So here it is!
Preparation Time: 10-14 Hours
Cooking Time: 15 minutes
- Udad Dal – 1/4 Cup
- Rice – 1/2 Cup
- Methi or Fenugreek Seeds – 1/4 tsp
- Miri or Pepper Corns – 8
- Jeera or Cumin Seeds – 3/4 tsp
- Soonth or Dry Ginger Powder – 1/2 tsp
- Hing or Asafoetida – 1/4 tsp
- Ghee – 2 tbsp
- Curry Leaves – A Few
- Salt to Taste
- Wash the rice and udad dal thoroughly.
- Soak rice, udad dal, and fenugreek seeds in 3 cups of water for at least 4 hours. If the weather is cold, soak for longer.
- Drain the water and set some of it aside.
- Soak the rice-udad dal mixture into a coarse paste with a little water. The batter should be thick and just slide off (not pour off) a spoon.
- Add salt and mix well.
- Let the batter ferment for 8 to 10 hours. It should rise to twice the quantity.
- In a ladle, heat the ghee.
- Add the cumin and stir fry for 10 seconds.
- Add pepper and curry leaves.
- Stir fry for 5 seconds.
- Turn off the heat.
- Add asafoetida and immediately add to the batter.
- Mix well.
- Add the dry ginger powder and mix well.
- Grease a 8″ plate with some ghee.
- Pour in the batter to 1/2 the plate height.
- In a pressure cooker, steam for 6-8 minutes.
- Turn off the heat and wait for 10 minutes.
- Take the plate out of the cooker.
- Use a knife and gently loosen the edges of the idli.

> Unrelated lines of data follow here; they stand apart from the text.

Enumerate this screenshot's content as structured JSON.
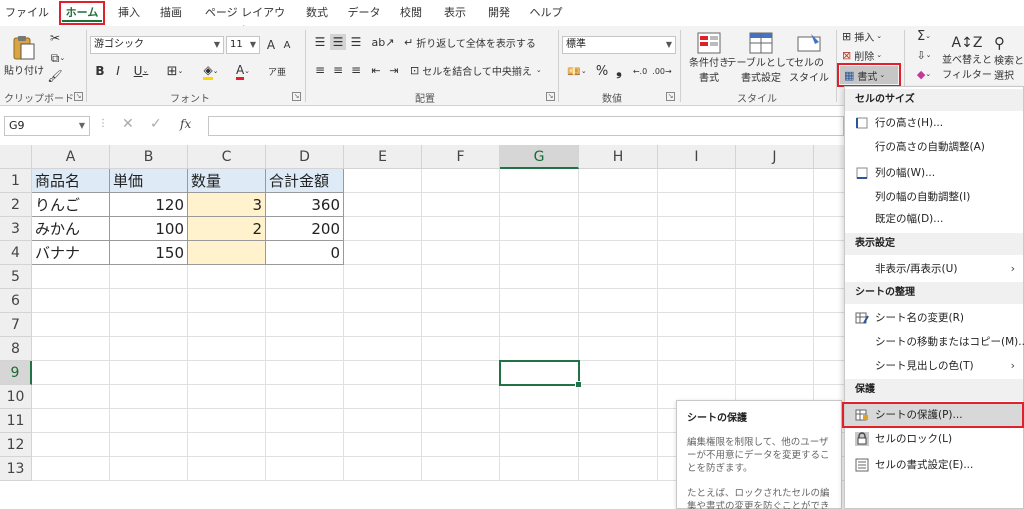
{
  "menu": {
    "tabs": [
      "ファイル",
      "ホーム",
      "挿入",
      "描画",
      "ページ レイアウト",
      "数式",
      "データ",
      "校閲",
      "表示",
      "開発",
      "ヘルプ"
    ],
    "active_index": 1
  },
  "ribbon": {
    "groups": {
      "clipboard": "クリップボード",
      "font": "フォント",
      "alignment": "配置",
      "number": "数値",
      "styles": "スタイル"
    },
    "paste_label": "貼り付け",
    "font_name": "游ゴシック",
    "font_size": "11",
    "wrap_text": "折り返して全体を表示する",
    "merge_center": "セルを結合して中央揃え",
    "number_format": "標準",
    "conditional_format": [
      "条件付き",
      "書式"
    ],
    "format_as_table": [
      "テーブルとして",
      "書式設定"
    ],
    "cell_styles": [
      "セルの",
      "スタイル"
    ],
    "insert": "挿入",
    "delete": "削除",
    "format": "書式",
    "sort_filter": [
      "並べ替えと",
      "フィルター"
    ],
    "find_select": [
      "検索と",
      "選択"
    ],
    "percent": "%",
    "comma": "❟"
  },
  "formula_bar": {
    "name_box": "G9",
    "fx": "fx"
  },
  "sheet": {
    "columns": [
      "A",
      "B",
      "C",
      "D",
      "E",
      "F",
      "G",
      "H",
      "I",
      "J"
    ],
    "rows": [
      "1",
      "2",
      "3",
      "4",
      "5",
      "6",
      "7",
      "8",
      "9",
      "10",
      "11",
      "12",
      "13"
    ],
    "selected_cell": "G9",
    "table": {
      "header": [
        "商品名",
        "単価",
        "数量",
        "合計金額"
      ],
      "body": [
        [
          "りんご",
          "120",
          "3",
          "360"
        ],
        [
          "みかん",
          "100",
          "2",
          "200"
        ],
        [
          "バナナ",
          "150",
          "",
          "0"
        ]
      ]
    },
    "colors": {
      "header_fill": "#deeaf6",
      "input_fill": "#fff2cc",
      "accent": "#217346"
    }
  },
  "dropdown": {
    "sections": [
      {
        "title": "セルのサイズ",
        "items": [
          {
            "label": "行の高さ(H)...",
            "icon": "row-height-icon"
          },
          {
            "label": "行の高さの自動調整(A)",
            "icon": ""
          },
          {
            "label": "列の幅(W)...",
            "icon": "column-width-icon"
          },
          {
            "label": "列の幅の自動調整(I)",
            "icon": ""
          },
          {
            "label": "既定の幅(D)...",
            "icon": ""
          }
        ]
      },
      {
        "title": "表示設定",
        "items": [
          {
            "label": "非表示/再表示(U)",
            "icon": "",
            "submenu": true
          }
        ]
      },
      {
        "title": "シートの整理",
        "items": [
          {
            "label": "シート名の変更(R)",
            "icon": "rename-sheet-icon"
          },
          {
            "label": "シートの移動またはコピー(M)...",
            "icon": ""
          },
          {
            "label": "シート見出しの色(T)",
            "icon": "",
            "submenu": true
          }
        ]
      },
      {
        "title": "保護",
        "items": [
          {
            "label": "シートの保護(P)...",
            "icon": "protect-sheet-icon",
            "highlighted": true
          },
          {
            "label": "セルのロック(L)",
            "icon": "lock-icon"
          },
          {
            "label": "セルの書式設定(E)...",
            "icon": "format-cells-icon"
          }
        ]
      }
    ]
  },
  "tooltip": {
    "title": "シートの保護",
    "body1": "編集権限を制限して、他のユーザーが不用意にデータを変更することを防ぎます。",
    "body2": "たとえば、ロックされたセルの編集や書式の変更を防ぐことができます。"
  }
}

- Overturn in a larger plate and tap the plate so that the idli falls into the plate below.
- Cut and serve with Coconut Chutney or Coconut and Coriander Chutney.
- Kanchipuram Idli is quite heavy so beware of how much you make or eat.
- You can try with this with the regular idli batter also but it does not taste as good because the udad:rice proportion is different.
My fellow blogger, Durga of Durga’s Delicacies also used The Hindu article as a base for making Kanchipuram Idlis. You can find her recipe here.